The new Netflix movie “The Devil All the Time” gives us nonstop Satanic behavior from start to finish. When its characters aren’t committing acts of moral depravity, they’re the bloody victims of them. Their blighted lives, which we get a decadelong window into, are pits of fiery torment. Nobody sits down for a nice piece of pie or small talk. Laughter, like dancing in “Footloose,” seems forbidden.

And yet, although the film can be a tad unrelenting, it’s highly watchable.

What saves director/co-writer Antonio Campos’ movie from becoming torture porn is the psychological detail involved. In one early scene, a young boy witnesses his father (Bill Skarsgård) sacrifice their dog on a cross to God to save his wife from cancer.

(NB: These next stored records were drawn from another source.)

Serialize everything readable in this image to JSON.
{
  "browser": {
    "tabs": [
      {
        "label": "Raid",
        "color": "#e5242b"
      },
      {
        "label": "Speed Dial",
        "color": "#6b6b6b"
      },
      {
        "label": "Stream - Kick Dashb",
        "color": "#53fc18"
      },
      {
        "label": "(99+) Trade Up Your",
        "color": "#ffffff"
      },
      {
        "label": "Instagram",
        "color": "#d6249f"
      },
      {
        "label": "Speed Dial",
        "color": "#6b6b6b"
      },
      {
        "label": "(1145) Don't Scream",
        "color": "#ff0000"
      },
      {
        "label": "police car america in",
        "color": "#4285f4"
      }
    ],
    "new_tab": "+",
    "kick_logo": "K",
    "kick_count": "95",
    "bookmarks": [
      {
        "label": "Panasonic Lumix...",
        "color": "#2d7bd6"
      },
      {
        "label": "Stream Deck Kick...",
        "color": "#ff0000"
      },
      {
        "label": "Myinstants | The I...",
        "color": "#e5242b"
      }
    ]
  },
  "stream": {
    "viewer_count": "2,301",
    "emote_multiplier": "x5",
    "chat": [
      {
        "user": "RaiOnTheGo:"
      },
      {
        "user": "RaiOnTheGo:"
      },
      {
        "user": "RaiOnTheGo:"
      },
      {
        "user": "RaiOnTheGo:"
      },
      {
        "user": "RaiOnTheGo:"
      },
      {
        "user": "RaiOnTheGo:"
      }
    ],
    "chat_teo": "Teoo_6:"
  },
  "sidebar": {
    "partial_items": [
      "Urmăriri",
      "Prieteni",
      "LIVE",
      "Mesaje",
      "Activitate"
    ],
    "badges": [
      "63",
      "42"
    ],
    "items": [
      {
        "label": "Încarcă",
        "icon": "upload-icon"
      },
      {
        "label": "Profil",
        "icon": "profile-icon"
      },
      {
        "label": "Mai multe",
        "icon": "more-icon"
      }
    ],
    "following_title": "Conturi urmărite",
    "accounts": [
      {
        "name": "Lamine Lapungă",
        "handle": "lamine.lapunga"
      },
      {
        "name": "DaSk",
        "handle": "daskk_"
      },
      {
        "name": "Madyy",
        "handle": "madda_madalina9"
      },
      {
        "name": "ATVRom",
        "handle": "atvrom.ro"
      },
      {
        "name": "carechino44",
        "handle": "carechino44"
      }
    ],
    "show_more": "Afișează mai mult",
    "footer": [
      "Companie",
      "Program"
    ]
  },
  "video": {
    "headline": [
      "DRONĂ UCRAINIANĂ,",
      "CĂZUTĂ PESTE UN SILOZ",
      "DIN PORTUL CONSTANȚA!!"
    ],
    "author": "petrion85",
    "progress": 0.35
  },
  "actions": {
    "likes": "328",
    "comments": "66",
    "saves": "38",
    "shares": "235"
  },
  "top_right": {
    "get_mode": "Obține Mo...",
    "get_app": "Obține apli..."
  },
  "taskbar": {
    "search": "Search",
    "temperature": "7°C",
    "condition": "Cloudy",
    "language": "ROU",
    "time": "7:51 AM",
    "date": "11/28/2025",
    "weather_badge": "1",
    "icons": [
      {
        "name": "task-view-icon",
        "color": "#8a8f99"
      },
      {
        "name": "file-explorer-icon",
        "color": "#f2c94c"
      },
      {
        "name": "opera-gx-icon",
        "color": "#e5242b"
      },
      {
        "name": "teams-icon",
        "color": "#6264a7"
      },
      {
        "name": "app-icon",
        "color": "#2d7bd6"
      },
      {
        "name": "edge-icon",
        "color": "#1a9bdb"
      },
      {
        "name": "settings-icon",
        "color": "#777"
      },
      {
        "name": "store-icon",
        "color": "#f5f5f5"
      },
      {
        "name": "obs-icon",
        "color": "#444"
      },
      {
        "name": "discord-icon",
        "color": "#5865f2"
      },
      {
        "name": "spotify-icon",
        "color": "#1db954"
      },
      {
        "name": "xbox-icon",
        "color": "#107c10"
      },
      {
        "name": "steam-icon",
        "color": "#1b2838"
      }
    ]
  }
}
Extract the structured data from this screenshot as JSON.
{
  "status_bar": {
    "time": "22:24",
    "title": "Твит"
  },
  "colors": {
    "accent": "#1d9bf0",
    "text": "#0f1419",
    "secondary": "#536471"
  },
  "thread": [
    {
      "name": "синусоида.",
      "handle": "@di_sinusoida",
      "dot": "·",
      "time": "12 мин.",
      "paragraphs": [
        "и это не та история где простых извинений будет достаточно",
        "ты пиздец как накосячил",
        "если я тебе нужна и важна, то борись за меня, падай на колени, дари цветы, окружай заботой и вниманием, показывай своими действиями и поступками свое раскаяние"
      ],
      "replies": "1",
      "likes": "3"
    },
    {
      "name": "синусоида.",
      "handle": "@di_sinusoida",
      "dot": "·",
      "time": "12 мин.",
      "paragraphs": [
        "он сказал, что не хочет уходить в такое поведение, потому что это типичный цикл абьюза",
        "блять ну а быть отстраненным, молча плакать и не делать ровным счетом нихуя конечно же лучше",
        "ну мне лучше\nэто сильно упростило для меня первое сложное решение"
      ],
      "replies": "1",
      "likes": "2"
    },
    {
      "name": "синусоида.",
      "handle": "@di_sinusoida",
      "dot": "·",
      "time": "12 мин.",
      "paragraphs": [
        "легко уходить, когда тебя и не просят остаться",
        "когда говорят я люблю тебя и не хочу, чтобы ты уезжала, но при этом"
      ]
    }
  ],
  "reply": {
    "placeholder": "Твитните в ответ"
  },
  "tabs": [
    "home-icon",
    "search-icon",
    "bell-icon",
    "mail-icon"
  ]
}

Don’t you want to see how screwed up that traumatized kid will grow up to be?

You’re in luck.

We follow little Arvin (Michael Banks Repeta) through his life out in the Styx, er, sticks, and so, too, does an unseemly band of ne’er do wells. Calling West Virginia and Ohio home, they kill and defile innocents for a bunch of demented reasons.

A fire-and-brimstone preacher (Harry Melling) stabs his wife in the neck with a screwdriver to prove he can resurrect her. (He cannot.) A perv husband and his wife drive around looking for guys who’ll hop in the sack with the woman while the hubby takes photos — and then murders them. Another preacher (Robert Pattinson, understanding his assignment) speaks the word of God, and then, after mass, has his way with young female parishioners. The day after the deed, he tells the girls they misremembered what happened.

Tom Holland plays an adult Arvin in Netflix’s “The Devil All the Time.”Glen Wilson/Netflix

Arvin grows up (Tom Holland) afflicted by the violence in his life — his deeply religious father’s and mother’s untimely ends, the shame put upon his stepsister — and wants to protect the family members who took him in. Triggered, he turns to triggers.

A lot of recognizably American elements come together here at once: the Southern Gothic quality of a William Faulkner novel, the backwoods lawlessness of “Deliverance,” the religious fervor of “The Exorcist.” The mix isn’t lumpy, but it lacks distinction. Quentin Tarantino’s movies are more violent, for example, and often have even less meaning, but there is always a potent point of view. Here, not so much.

The main virtues of “Devil” are its actors.

Holland, who has been so refreshing as Spider-Man, gets his first opportunity to prove he can act without the help of $150 million of webs and whistles. He can. The actor’s youthful innocence helps to dull some of the brutality of the script, and he handles the drama well. Skarsgård, on the other hand, does far less acting than we’ve ever seen him do as Pennywise, the clown in “It.” He has a raw intensity and doesn’t need a Bozo wig to sell it.

This movie hasn’t got much to say — OK, nothing — but you can make a decent drinking game out of taking a shot every time someone does something hypocritical. Better yet, make it moonshine!

Robert Pattinson is a preacher preying on girls in “The Devil All the Time.”Glen Wilson/Netflix